» **Required work**
Copy every line that holds the string "Create" from the data below.

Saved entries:
== Segment start ==
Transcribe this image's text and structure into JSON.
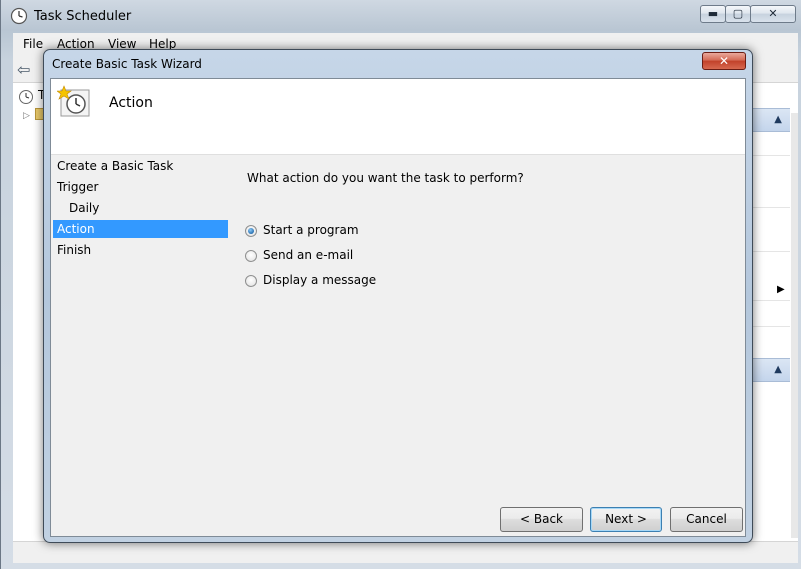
{
  "outer_window": {
    "title": "Task Scheduler",
    "menu": [
      "File",
      "Action",
      "View",
      "Help"
    ],
    "tree_item_partial": "T",
    "minimize_glyph": "▬",
    "maximize_glyph": "▢",
    "close_glyph": "✕"
  },
  "wizard": {
    "title": "Create Basic Task Wizard",
    "close_glyph": "✕",
    "header_title": "Action",
    "steps": [
      {
        "label": "Create a Basic Task"
      },
      {
        "label": "Trigger"
      },
      {
        "label": "Daily"
      },
      {
        "label": "Action"
      },
      {
        "label": "Finish"
      }
    ],
    "active_step": "Action",
    "question": "What action do you want the task to perform?",
    "options": [
      {
        "label": "Start a program",
        "checked": true
      },
      {
        "label": "Send an e-mail",
        "checked": false
      },
      {
        "label": "Display a message",
        "checked": false
      }
    ],
    "buttons": {
      "back": "< Back",
      "next": "Next >",
      "cancel": "Cancel"
    }
  },
  "colors": {
    "selection": "#3399ff",
    "dialog_frame": "#b4c7dc",
    "close_button": "#c2412a"
  }
}
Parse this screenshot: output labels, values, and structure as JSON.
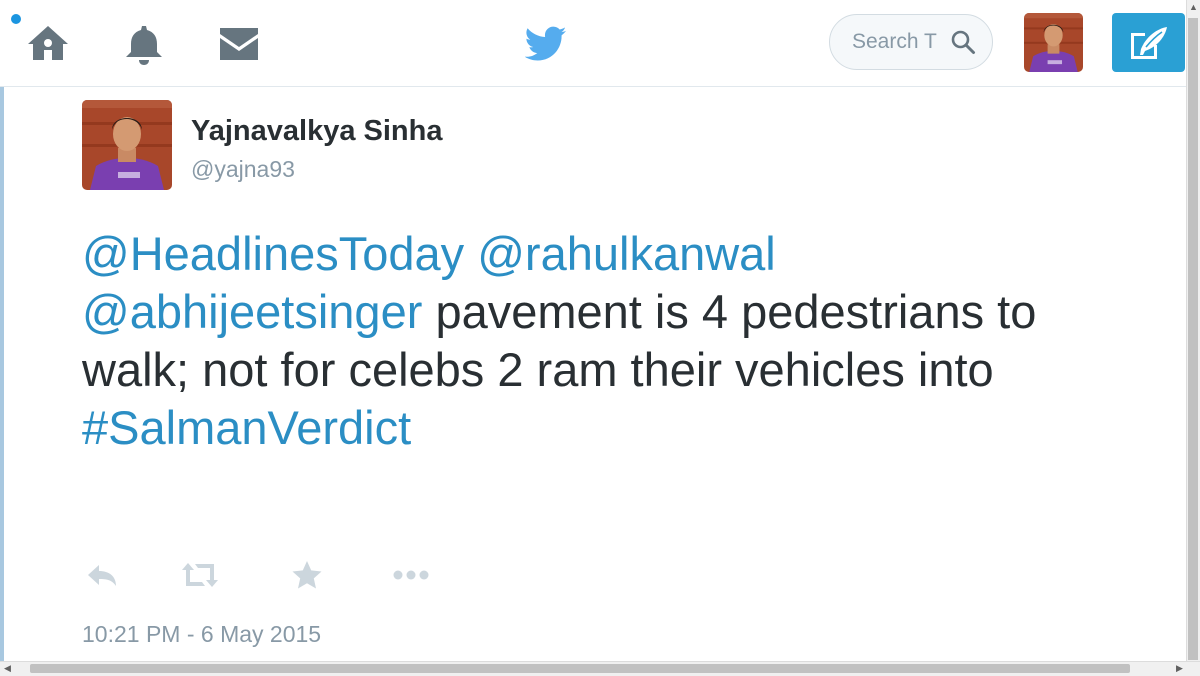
{
  "nav": {
    "home_icon": "home-icon",
    "notifications_icon": "bell-icon",
    "messages_icon": "mail-icon",
    "logo_icon": "twitter-bird-icon",
    "search": {
      "placeholder": "Search T",
      "icon": "search-icon"
    },
    "compose_icon": "compose-tweet-icon"
  },
  "tweet": {
    "author": {
      "name": "Yajnavalkya Sinha",
      "handle": "@yajna93"
    },
    "text_parts": {
      "mention1": "@HeadlinesToday",
      "mention2": "@rahulkanwal",
      "mention3": "@abhijeetsinger",
      "body": "pavement is 4 pedestrians to walk; not for celebs 2 ram their vehicles into",
      "hashtag": "#SalmanVerdict"
    },
    "actions": [
      "reply-icon",
      "retweet-icon",
      "favorite-icon",
      "more-icon"
    ],
    "timestamp": "10:21 PM - 6 May 2015"
  },
  "colors": {
    "link": "#2b8ec4",
    "text": "#292f33",
    "muted": "#8899a6",
    "accent": "#2aa0d4",
    "nav_icon": "#66757f",
    "action_icon": "#ccd6dd"
  }
}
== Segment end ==
» **Output for this exercise**
    "title": "Create Basic Task Wizard",
        "label": "Create a Basic Task"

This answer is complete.